TASK TO COMPLETE. Pull every line containing the word "Exit" from the records.

(Element data from apps and pages)
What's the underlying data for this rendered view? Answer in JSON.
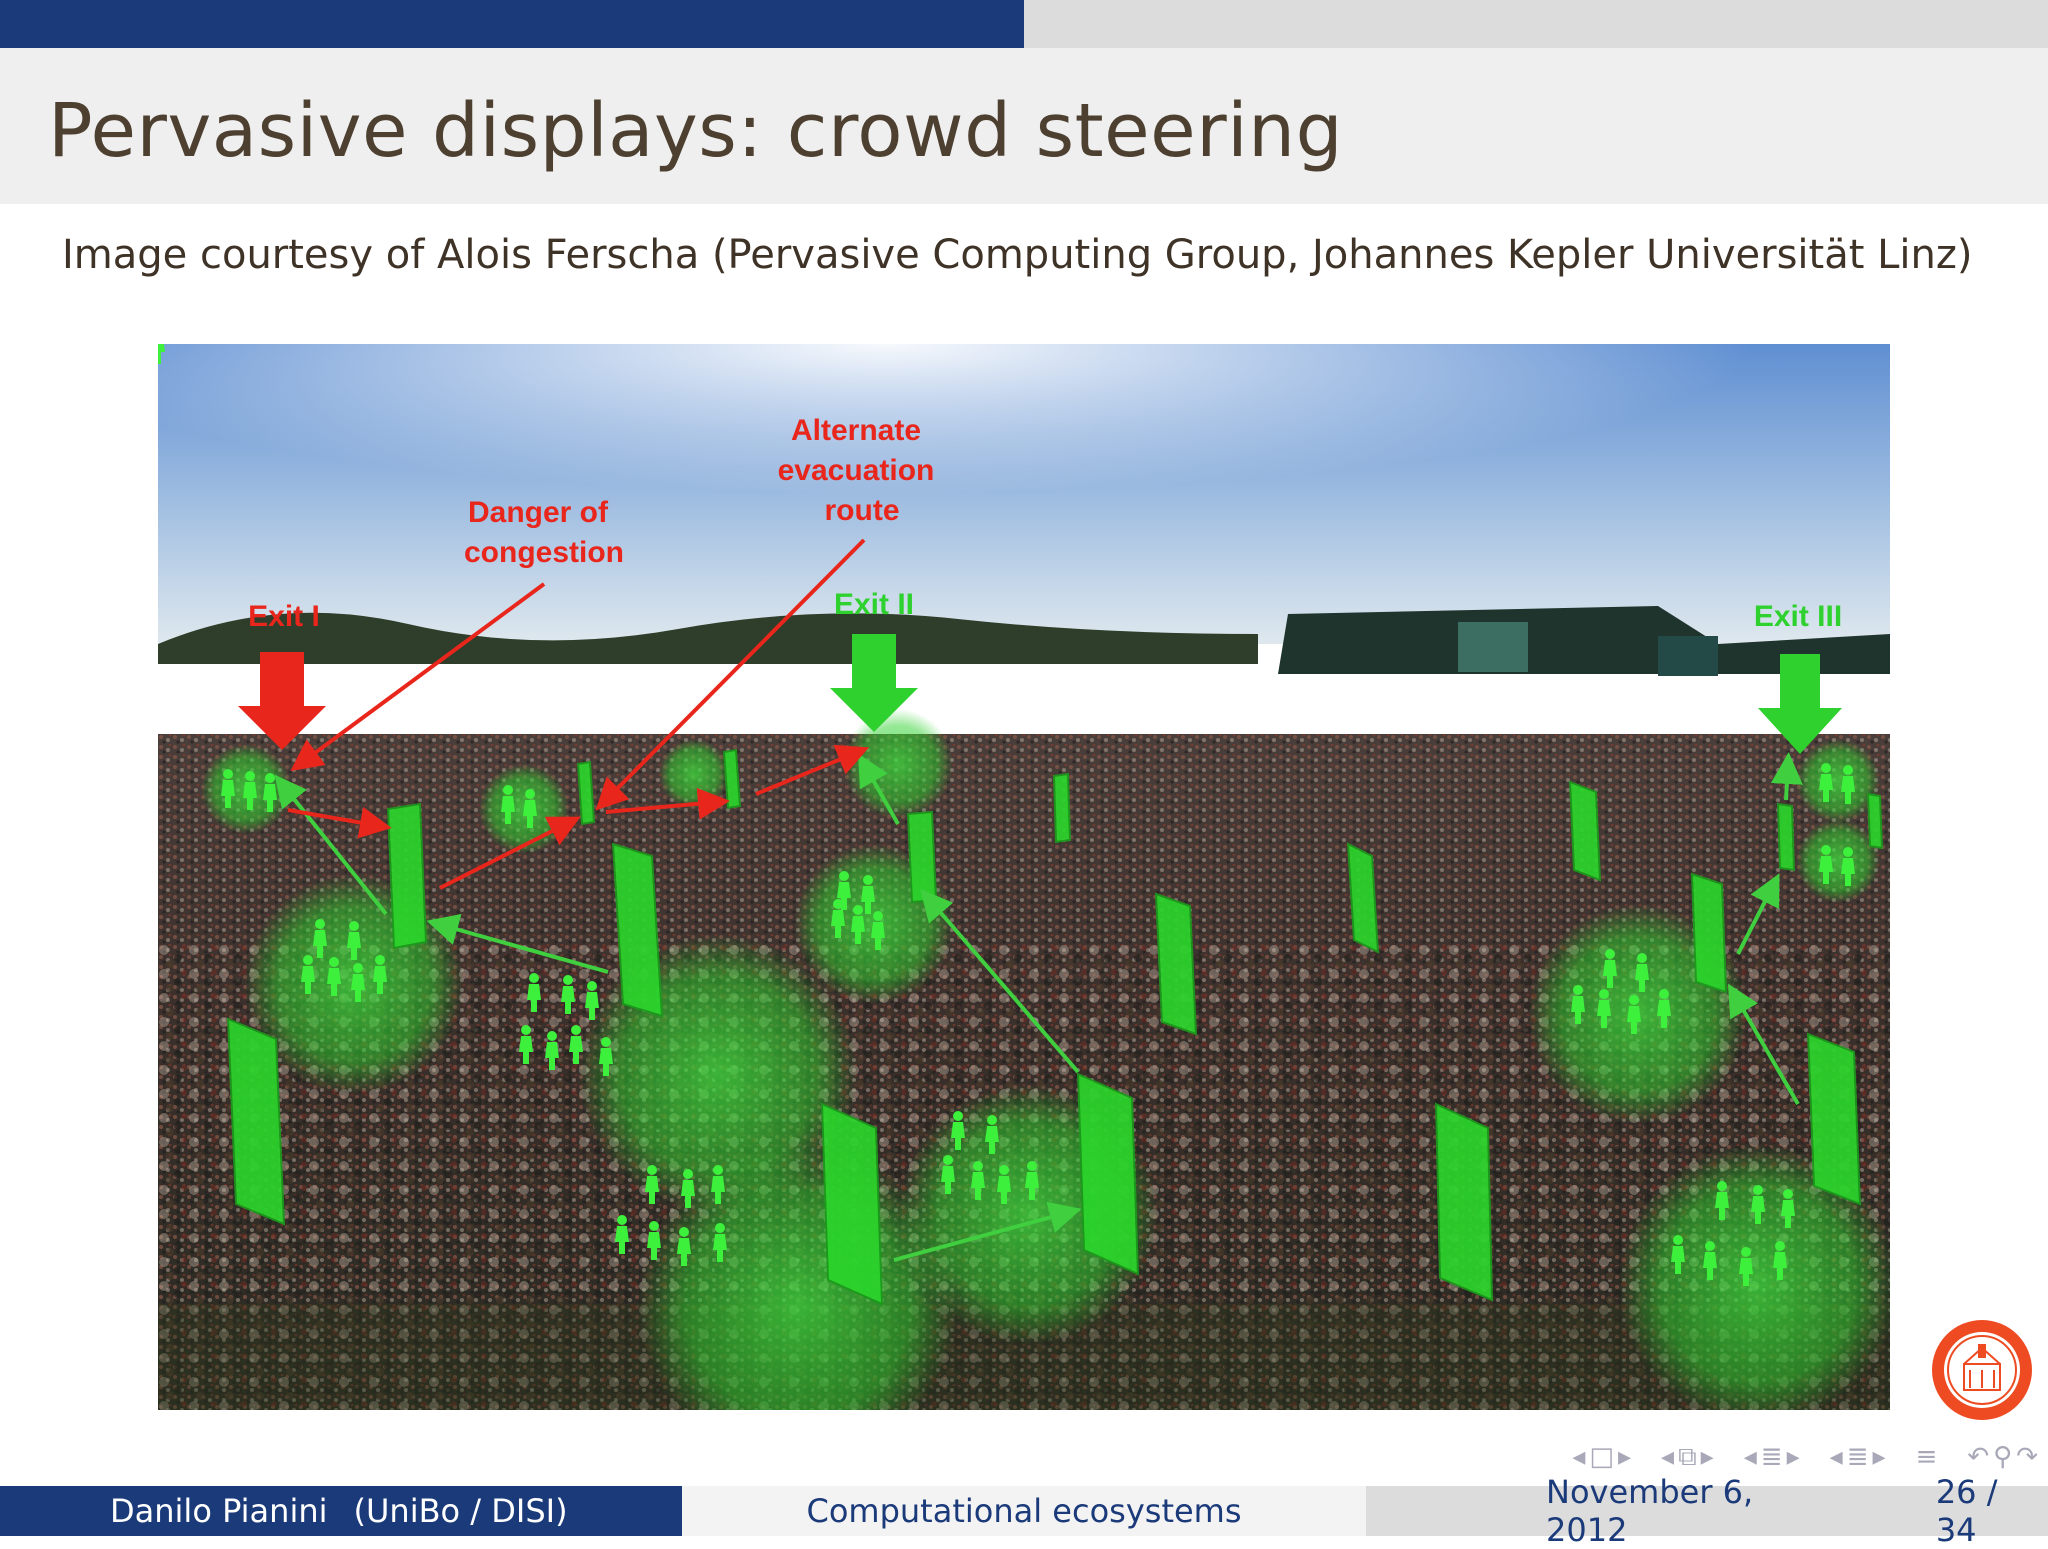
{
  "slide": {
    "title": "Pervasive displays: crowd steering",
    "caption": "Image courtesy of Alois Ferscha (Pervasive Computing Group, Johannes Kepler Universität Linz)",
    "progress": 0.5
  },
  "figure": {
    "labels": {
      "alternate": [
        "Alternate",
        "evacuation",
        "route"
      ],
      "danger": [
        "Danger of",
        "congestion"
      ],
      "exit1": "Exit I",
      "exit2": "Exit II",
      "exit3": "Exit III"
    },
    "colors": {
      "red": "#e8261c",
      "green": "#2ed12e",
      "sky_top": "#5f8fd2",
      "sky_bottom": "#dfe8ee"
    }
  },
  "navigation": {
    "icons": [
      "nav-frame-prev-icon",
      "nav-frame-icon",
      "nav-frame-next-icon",
      "nav-subsection-prev-icon",
      "nav-subsection-icon",
      "nav-subsection-next-icon",
      "nav-section-prev-icon",
      "nav-section-icon",
      "nav-section-next-icon",
      "nav-presentation-prev-icon",
      "nav-presentation-icon",
      "nav-presentation-next-icon",
      "nav-appendix-icon",
      "nav-undo-icon",
      "nav-search-icon",
      "nav-redo-icon"
    ]
  },
  "footer": {
    "author": "Danilo Pianini",
    "affiliation": "(UniBo / DISI)",
    "talk_title": "Computational ecosystems",
    "date": "November 6, 2012",
    "page": "26 / 34"
  }
}
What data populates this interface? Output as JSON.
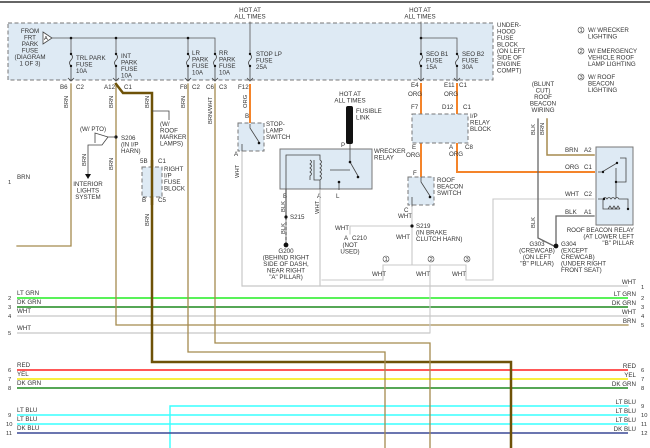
{
  "colors": {
    "brn": "#a58a4e",
    "brn_thick": "#6e5208",
    "org": "#f4842a",
    "wht": "#c8c8c8",
    "lt_grn": "#22ee22",
    "dk_grn": "#1f8a1f",
    "red": "#ff2020",
    "yel": "#f6ea00",
    "lt_blu": "#38ffff",
    "dk_blu": "#3a4896",
    "blk": "#555555",
    "box_fill": "#deeaf4"
  },
  "hot_labels": {
    "stop": [
      "HOT AT",
      "ALL TIMES"
    ],
    "seo": [
      "HOT AT",
      "ALL TIMES"
    ],
    "fusible": [
      "HOT AT",
      "ALL TIMES"
    ]
  },
  "fuse_block": {
    "from_label": [
      "FROM",
      "FRT",
      "PARK",
      "FUSE",
      "(DIAGRAM",
      "1 OF 3)"
    ],
    "triangle": "A",
    "underhood_label": [
      "UNDER-",
      "HOOD",
      "FUSE",
      "BLOCK",
      "(ON LEFT",
      "SIDE OF",
      "ENGINE",
      "COMPT)"
    ],
    "fuses": {
      "trl": [
        "TRL PARK",
        "FUSE",
        "10A"
      ],
      "int": [
        "INT",
        "PARK",
        "FUSE",
        "10A"
      ],
      "lr": [
        "LR",
        "PARK",
        "FUSE",
        "10A"
      ],
      "rr": [
        "RR",
        "PARK",
        "FUSE",
        "10A"
      ],
      "stop": [
        "STOP LP",
        "FUSE",
        "25A"
      ],
      "seo_b1": [
        "SEO B1",
        "FUSE",
        "15A"
      ],
      "seo_b2": [
        "SEO B2",
        "FUSE",
        "30A"
      ]
    },
    "pins": {
      "trl": [
        "B6",
        "C2"
      ],
      "int": [
        "A12",
        "C1"
      ],
      "lr": [
        "F8",
        "C2"
      ],
      "rr": [
        "C6",
        "C3"
      ],
      "stop": "F12",
      "seo_b1": "E4",
      "seo_b2": [
        "E11",
        "C1"
      ]
    }
  },
  "legend": [
    {
      "num": "1",
      "text": [
        "W/ WRECKER",
        "LIGHTING"
      ]
    },
    {
      "num": "2",
      "text": [
        "W/ EMERGENCY",
        "VEHICLE ROOF",
        "LAMP LIGHTING"
      ]
    },
    {
      "num": "3",
      "text": [
        "W/ ROOF",
        "BEACON",
        "LIGHTING"
      ]
    }
  ],
  "wire_labels": {
    "brn": "BRN",
    "brn_wht": "BRN/WHT",
    "org": "ORG",
    "wht": "WHT",
    "blk": "BLK"
  },
  "components": {
    "w_pto": "(W/ PTO)",
    "s206": [
      "S206",
      "(IN I/P",
      "HARN)"
    ],
    "interior": [
      "INTERIOR",
      "LIGHTS",
      "SYSTEM"
    ],
    "roof_marker": [
      "(W/",
      "ROOF",
      "MARKER",
      "LAMPS)"
    ],
    "right_ip_fuse": [
      "RIGHT",
      "I/P",
      "FUSE",
      "BLOCK"
    ],
    "right_ip_pins": [
      "5B",
      "C1",
      "B",
      "C5"
    ],
    "stop_lamp_switch": [
      "STOP-",
      "LAMP",
      "SWITCH"
    ],
    "stop_pins": [
      "B",
      "A"
    ],
    "fusible_link": [
      "FUSIBLE",
      "LINK"
    ],
    "fusible_pin": "P",
    "wrecker_relay": [
      "WRECKER",
      "RELAY"
    ],
    "wrecker_pins": [
      "B",
      "A",
      "L"
    ],
    "s215": "S215",
    "g200": [
      "G200",
      "(BEHIND RIGHT",
      "SIDE OF DASH,",
      "NEAR RIGHT",
      "\"A\" PILLAR)"
    ],
    "ip_relay_block": [
      "I/P",
      "RELAY",
      "BLOCK"
    ],
    "ip_relay_pins": [
      "F7",
      "D12",
      "C1",
      "E",
      "A",
      "C8"
    ],
    "roof_beacon_switch": [
      "ROOF",
      "BEACON",
      "SWITCH"
    ],
    "beacon_switch_pins": [
      "F",
      "C"
    ],
    "s219": [
      "S219",
      "(IN BRAKE",
      "CLUTCH HARN)"
    ],
    "c210": [
      "A",
      "C210",
      "(NOT",
      "USED)"
    ],
    "branch_nums": [
      "1",
      "2",
      "3"
    ],
    "blunt_cut": [
      "(BLUNT",
      "CUT)",
      "ROOF",
      "BEACON",
      "WIRING"
    ],
    "roof_beacon_relay": [
      "ROOF BEACON RELAY",
      "(AT LOWER LEFT",
      "\"B\" PILLAR"
    ],
    "relay_pins": [
      "A2",
      "C1",
      "C2",
      "A1"
    ],
    "g303": [
      "G303",
      "(CREWCAB)",
      "(ON LEFT",
      "\"B\" PILLAR)"
    ],
    "g304": [
      "G304",
      "(EXCEPT",
      "CREWCAB)",
      "(UNDER RIGHT",
      "FRONT SEAT)"
    ]
  },
  "bus_left": [
    {
      "num": "1",
      "color": "BRN"
    },
    {
      "num": "2",
      "color": "LT GRN"
    },
    {
      "num": "3",
      "color": "DK GRN"
    },
    {
      "num": "4",
      "color": "WHT"
    },
    {
      "num": "5",
      "color": "WHT"
    },
    {
      "num": "6",
      "color": "RED"
    },
    {
      "num": "7",
      "color": "YEL"
    },
    {
      "num": "8",
      "color": "DK GRN"
    },
    {
      "num": "9",
      "color": "LT BLU"
    },
    {
      "num": "10",
      "color": "LT BLU"
    },
    {
      "num": "11",
      "color": "DK BLU"
    }
  ],
  "bus_right": [
    {
      "num": "1",
      "color": "WHT"
    },
    {
      "num": "2",
      "color": "LT GRN"
    },
    {
      "num": "3",
      "color": "DK GRN"
    },
    {
      "num": "4",
      "color": "WHT"
    },
    {
      "num": "5",
      "color": "BRN"
    },
    {
      "num": "6",
      "color": "RED"
    },
    {
      "num": "7",
      "color": "YEL"
    },
    {
      "num": "8",
      "color": "DK GRN"
    },
    {
      "num": "9",
      "color": "LT BLU"
    },
    {
      "num": "10",
      "color": "LT BLU"
    },
    {
      "num": "11",
      "color": "LT BLU"
    },
    {
      "num": "12",
      "color": "DK BLU"
    }
  ]
}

EXERCISE ANSWER.
      "exit1": "Exit I",
      "exit2": "Exit II",
      "exit3": "Exit III"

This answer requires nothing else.